I Wandered Lonely As A Cloud Versus I Know Why The Caged Bird Sings
People have always been intrigued of what the future will look like, when the answers are quite simple. To be able to understand the future you must know the past. What has taken us to where we are today and what has changed along the way. 200 years takes us from before the Wright Brothers to the Space Shuttle. Much like civil rights activist Maya Angelou and an early leader of romanticism, William Wordsworth, these poets verify literature has the same meaning time and time again. The world has changed a lot in the last 200 years, but we humans are driven by the same basic needs as we were 200 years ago, food, sleep, sex, the feeling of being appreciated and loved. Will this change in the next 200 years? No. The inventions for the last 200 years have been a human strive for freedom and communication, to be able to get in control of the time and world.
1807 was a century that saw the invention of railroads, cars, bicycles and much more. At the beginning of the 1800s, most people all over the world spent most of their time farming: planting, weeding, and harvesting, and taking care of animals. By the end of the 1800s, all of this was starting to change. Many more people lived in cities and worked in factories or in offices. William Wordsworth has implemented an array of literary techniques to envision the solitariness of the individual as heard in the title, “I wandered lonely as a cloud”. Wordsworth is comparing himself to a cloud in the sky, wandering without a destination, as can be seen in Line 1 of the poem ‘I wandered lonely as a cloud’ a powerless and aimless cloud, the poet could only watch and appreciate, but he could not join the daffodils in dancing and fluttering in the breeze. The reader might conclude that the poet recognizes himself as an outcast in his society; that he feels he can only watch silently from afar. The continuing use of the image may further suggest to us that the poet may not be satisfied with what he observes of social affairs and is away from the social trend as he is looking at things from a distance. There is always a distance, psychologically and physically, between the daffodils and the poet.
Maya Angelou’s “I know why the cage bird sings” is a powerful metaphor for Angelou’s own experience as a black woman and conveys the same struggles as Wordsworth’s “I wandered lonely as a cloud”. 1983 was a time where racial discrimination was still very much present, although more and more black American’s could now catch a glimpse of the American Dream. The most important theme in Angelou’s poem is freedom, written as an autobiography of Angelou herself, though the speaker of the poem is not always the poet themselves as in “I wandered lonely as a cloud”. Thanks to the challenges that have faced black American’s throughout history, beginning with the horrifying history of the American slave trade and the problems associated with the Black Lives matter movement, Angelou is a voice for caged birds everywhere, or black individuals who has had to live with the racism that has trapped them their whole lives. In Angelou’s poem, she has painted “free birds” as the dominating white’s and “cage birds” as the opposing blacks. She writes a story of “free birds” reigning the great blue who then swoop down into an array of sunlight. However, the caged bird is trapped by the “bars of rage” and has no other way to express itself but to sing “with a fearful trill”. As the free bird soars through the sky with “fat worms” waiting for him, shows how white lives are further privileged, the caged bird, wings clipped and feet tied, keeps singing of freedom.

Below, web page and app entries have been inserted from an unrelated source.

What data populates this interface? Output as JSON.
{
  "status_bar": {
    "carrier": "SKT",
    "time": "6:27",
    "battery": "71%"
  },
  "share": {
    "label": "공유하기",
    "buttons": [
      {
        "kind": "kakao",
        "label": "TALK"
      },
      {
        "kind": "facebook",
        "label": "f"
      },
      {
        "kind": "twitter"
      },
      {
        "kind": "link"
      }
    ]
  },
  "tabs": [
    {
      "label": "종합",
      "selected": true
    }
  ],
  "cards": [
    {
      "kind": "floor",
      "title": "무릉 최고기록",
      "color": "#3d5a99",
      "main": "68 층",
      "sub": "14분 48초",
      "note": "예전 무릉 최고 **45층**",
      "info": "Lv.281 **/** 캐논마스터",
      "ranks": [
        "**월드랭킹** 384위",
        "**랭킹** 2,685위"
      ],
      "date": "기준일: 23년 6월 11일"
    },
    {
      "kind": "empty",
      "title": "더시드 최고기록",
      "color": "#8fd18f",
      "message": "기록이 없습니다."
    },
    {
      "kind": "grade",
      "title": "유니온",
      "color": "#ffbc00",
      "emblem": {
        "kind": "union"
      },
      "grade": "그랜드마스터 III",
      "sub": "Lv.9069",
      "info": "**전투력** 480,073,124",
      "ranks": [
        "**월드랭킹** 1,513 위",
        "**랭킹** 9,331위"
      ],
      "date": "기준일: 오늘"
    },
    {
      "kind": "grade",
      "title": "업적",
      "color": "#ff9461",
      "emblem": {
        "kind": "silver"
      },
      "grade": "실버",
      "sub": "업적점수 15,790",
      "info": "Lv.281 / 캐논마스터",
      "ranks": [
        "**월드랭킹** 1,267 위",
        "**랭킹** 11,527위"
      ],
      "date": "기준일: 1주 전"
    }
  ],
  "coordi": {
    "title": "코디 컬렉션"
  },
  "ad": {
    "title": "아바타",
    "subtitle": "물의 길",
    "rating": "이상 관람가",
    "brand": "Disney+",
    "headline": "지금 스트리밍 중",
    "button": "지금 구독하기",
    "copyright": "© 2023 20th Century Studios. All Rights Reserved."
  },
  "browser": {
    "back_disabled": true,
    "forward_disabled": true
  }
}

How should I do then to make the future great? Well, as you know the winner in life is not the one with the most money when he dies, the winner is the person who sleeps best at night. Technology keeps advancing but what about the humanity in it? Angelou and Wordsworth have both addressed the plain racial discrimination in society through the use of personification and themes of freedom across the span of 200 years, let’s not make it 200 more.